Alevism in Turkey and in Transnational Space: Negotiated Identities between Religion, Culture and Law -
SUMMARY: 1. Introduction - 2. Alevi Population in Turkey and in Europe - 3. What is Alevism? Who are the Alevis? - 4. Discrimination against Alevis and Alevi Massacres from the Ottoman Empire to the Turkish Republic - 5. Alevi Migration in Turkey and to Europe - 6. Alevi Organizations in Europe: Cultural, Social, and Historical Perspectives - 7. Discourses of “Other” vs “Equal” on Alevis - 8. Alevi Associations in Europe: Legal Perspectives - 9. Alevism in the Turkish Legal Setting - 10. Alevism at the European Court of Human Rights - 11. Concluding Remarks on Legal Issues - 12. Concluding Remarks on Social and Cultural Issues.
ABSTRACT: Using interdisciplinary lenses, this article examines the cultural, social, and juridical status of the Alevis in Turkey and Western Europe. The ongoing social exclusion and discrimination against Alevis in Turkey make their everyday lives challenging. In Europe, Alevis organized themselves in associations, forming vibrant transnational communities. They struggled for recognition of their cultural-religious rights, and in some European countries, they are given special status. As we will illustrate, their recognition in Europe significantly effected in their case in Turkey but failed to emancipate them fully and posed further issues to tackle with and for the Alevis in Turkey. Gedik and Birkalan-Gedik present sociological, historical, and political contexts to understand the current realities of Alevis in Turkey and Europe, mostly based on their ethnographic studies.

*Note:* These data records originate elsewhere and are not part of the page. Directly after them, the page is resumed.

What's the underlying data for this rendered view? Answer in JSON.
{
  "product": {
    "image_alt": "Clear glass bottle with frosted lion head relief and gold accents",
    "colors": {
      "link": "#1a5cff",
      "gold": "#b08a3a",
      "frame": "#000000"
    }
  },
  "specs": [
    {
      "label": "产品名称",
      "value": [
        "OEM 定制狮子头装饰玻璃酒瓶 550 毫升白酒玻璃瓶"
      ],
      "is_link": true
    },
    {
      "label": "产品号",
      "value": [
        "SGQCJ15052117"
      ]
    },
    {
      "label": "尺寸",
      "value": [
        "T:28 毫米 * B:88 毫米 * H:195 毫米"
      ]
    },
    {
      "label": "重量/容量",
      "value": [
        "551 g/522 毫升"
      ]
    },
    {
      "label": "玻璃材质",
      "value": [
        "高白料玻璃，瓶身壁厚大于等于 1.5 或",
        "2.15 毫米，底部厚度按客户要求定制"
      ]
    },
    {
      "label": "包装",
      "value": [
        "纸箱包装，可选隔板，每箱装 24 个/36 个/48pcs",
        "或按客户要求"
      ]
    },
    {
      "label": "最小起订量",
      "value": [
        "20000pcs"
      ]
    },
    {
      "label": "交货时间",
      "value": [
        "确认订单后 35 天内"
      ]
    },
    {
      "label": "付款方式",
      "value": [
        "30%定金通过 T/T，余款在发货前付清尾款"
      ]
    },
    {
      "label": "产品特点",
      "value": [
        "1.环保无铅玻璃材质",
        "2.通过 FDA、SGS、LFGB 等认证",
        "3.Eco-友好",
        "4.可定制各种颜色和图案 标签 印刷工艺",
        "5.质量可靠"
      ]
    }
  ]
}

Madera examines five cases between 2007-2016 which were presented by the Alevis to the European Court. We conclude that currently, Turkey does not try to suffice the European requirements, namely, the implementation of policies aimed at guaranteeing adequate protection of the collective dimension of religious freedom in a way consistent with European directives.